The next morning was a pelagic out of Sandspit with Brett on Assassin. And as usual we had fantastic sightings of the key birds, including New Zealand storm-petrel within a few minutes of stopping the boat. We also got lots of grey ternlet around Maori Rocks, but were rater surprised to not pick up anything unusual during the course of a very good day. All the boxes ticked though!
And then it was the end...the following morning I dropped the guys at the International Airport and headed home. We had had four weeks on the road together and seen some incredible birds along the way. I think we had unprecedented photo and video opportunites of most species and I got a new lifer - orange-fronted parakeet - now that doesn't happen often on a tour in NZ! We did 7166 kilometers (+ nautical miles by ferry, plane, and charter boat), saw 154 species during the trip, nearly a TB of video taken, around 25,000 photos (by Brent, so not including those taken by Jordi), and more crayfish and seafood dinners than is healthy! Jordi and Josep were great company, and it was a real privilege to be able to show them around New Zealand!
|Josep, me and Jordi
|Beaut male blue duck up close and personal
|Stunning reflections in the calm Fiordland air
|Salvin's albatrosses really are one of my favorites, here off Kaikoura
|White-chinned whipping past the boat
|Salvin's in flight
|Killer whales hijacked one of our BIRDING trips off Kaikoura! ;)
|Couple of NZ wandering albatross do battle...mind the eyes!
|Seems everyone was battling, two Northern giant petrels go at it
|NZ wandering albatross coming in to chase off others from the chum
|LIFER! Orange-fronted parakeet on Blumine!
|Little black shag drying itself in the sun
|White-fronted terns near Wellington
|Josep at work
|Little black cormorant with a small eel
|Awesome white variable oystercatcher at Otorohanga Kiwi House and Native Bird Park
|Tasman the female great-spotted kiwi
|Sharp-tailed sandpiper with beaut reflection at the Stilt Pond, Miranda
|Wrybill in flight
|Two Pycroft's petrels coming at us

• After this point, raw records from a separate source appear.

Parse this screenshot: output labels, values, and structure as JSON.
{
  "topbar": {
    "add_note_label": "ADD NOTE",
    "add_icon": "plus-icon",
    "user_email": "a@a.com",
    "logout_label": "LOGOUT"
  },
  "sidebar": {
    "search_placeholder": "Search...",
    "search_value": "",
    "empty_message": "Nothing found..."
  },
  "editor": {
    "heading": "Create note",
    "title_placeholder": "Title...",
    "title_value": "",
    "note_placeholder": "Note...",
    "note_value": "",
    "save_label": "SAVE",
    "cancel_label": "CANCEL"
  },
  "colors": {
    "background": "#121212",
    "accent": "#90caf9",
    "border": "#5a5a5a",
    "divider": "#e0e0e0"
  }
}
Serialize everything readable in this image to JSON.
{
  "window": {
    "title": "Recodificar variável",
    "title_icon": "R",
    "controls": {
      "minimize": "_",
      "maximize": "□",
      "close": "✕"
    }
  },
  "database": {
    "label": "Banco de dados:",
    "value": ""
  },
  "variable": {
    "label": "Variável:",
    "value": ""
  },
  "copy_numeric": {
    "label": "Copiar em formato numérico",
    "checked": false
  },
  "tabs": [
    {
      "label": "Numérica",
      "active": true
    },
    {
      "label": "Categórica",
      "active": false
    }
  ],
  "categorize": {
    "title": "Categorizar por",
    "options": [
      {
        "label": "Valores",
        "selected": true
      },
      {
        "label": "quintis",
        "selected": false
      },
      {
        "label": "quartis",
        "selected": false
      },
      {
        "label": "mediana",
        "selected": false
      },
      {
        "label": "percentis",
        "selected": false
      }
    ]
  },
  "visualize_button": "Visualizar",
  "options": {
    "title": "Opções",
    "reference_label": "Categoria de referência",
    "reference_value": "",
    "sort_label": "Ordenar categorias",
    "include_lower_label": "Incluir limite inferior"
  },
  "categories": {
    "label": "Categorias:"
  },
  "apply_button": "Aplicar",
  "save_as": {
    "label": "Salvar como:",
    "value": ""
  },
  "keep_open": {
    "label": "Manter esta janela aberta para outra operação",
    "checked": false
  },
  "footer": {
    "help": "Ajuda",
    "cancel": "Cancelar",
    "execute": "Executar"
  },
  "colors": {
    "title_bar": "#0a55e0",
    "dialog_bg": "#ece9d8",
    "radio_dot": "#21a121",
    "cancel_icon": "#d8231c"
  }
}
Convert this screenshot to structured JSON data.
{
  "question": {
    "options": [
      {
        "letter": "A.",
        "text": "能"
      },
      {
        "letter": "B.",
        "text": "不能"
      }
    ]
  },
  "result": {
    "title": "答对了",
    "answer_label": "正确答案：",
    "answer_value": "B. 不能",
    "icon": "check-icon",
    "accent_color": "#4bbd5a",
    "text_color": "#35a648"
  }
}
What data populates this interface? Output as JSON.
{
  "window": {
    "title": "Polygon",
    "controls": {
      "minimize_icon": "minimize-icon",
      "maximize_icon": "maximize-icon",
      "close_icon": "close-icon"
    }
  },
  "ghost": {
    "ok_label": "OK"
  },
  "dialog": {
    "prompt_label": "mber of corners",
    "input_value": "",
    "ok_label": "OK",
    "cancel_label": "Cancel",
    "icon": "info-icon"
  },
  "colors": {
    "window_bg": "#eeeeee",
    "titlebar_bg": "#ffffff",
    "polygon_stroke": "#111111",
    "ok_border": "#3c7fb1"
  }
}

|Fairy tern with a white-fronted tern in the background showing how small these birds really are
|Fairy tern line-up
|Female bellbird and female stitchbird
|Takahe in the grass on Tiritiri Matangi
|Juvenile kokako taking a look
|Beautiful light and a beautiful fairy tern
|Black petrel zips past on the Hauraki Gulf
|Star of the day as usual, New Zealand storm-petrel
|Buller's shearwater, surely one of the most beautiful shearwaters